Instructions for the task> Only lines holding the word "prompt" should be copied from the material.

Information shown>
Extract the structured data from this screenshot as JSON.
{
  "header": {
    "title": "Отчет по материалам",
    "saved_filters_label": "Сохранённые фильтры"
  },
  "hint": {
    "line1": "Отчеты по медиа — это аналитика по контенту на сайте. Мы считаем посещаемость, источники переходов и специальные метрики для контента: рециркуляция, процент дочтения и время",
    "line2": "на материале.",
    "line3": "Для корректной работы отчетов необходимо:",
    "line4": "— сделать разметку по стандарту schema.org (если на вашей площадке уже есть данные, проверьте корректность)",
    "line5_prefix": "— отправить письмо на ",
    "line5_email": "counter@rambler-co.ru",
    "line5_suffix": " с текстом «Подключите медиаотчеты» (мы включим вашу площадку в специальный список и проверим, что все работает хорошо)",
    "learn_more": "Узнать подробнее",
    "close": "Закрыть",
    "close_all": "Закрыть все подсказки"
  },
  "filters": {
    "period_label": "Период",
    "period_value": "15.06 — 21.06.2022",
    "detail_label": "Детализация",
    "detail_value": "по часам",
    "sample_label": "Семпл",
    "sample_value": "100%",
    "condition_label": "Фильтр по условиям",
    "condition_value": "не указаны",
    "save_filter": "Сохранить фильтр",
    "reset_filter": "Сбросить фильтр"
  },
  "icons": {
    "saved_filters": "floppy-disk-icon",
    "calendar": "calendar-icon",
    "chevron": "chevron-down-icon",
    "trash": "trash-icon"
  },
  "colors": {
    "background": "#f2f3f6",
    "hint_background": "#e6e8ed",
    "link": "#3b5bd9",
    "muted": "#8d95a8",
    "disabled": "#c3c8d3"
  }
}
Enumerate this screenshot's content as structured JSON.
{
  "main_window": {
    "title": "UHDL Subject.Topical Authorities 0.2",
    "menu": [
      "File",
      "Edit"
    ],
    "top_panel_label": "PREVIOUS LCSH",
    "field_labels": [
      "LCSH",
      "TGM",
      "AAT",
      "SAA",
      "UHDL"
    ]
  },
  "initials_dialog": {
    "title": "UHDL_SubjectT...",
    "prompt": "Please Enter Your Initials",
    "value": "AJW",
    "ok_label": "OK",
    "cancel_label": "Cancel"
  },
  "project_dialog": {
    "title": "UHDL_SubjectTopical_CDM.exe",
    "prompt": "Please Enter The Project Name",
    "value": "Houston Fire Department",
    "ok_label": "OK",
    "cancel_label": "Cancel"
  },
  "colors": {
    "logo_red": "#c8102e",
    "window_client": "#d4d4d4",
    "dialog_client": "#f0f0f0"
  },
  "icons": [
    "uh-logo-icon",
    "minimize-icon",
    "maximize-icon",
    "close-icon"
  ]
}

Your response>
    "prompt": "Please Enter Your Initials",
    "prompt": "Please Enter The Project Name",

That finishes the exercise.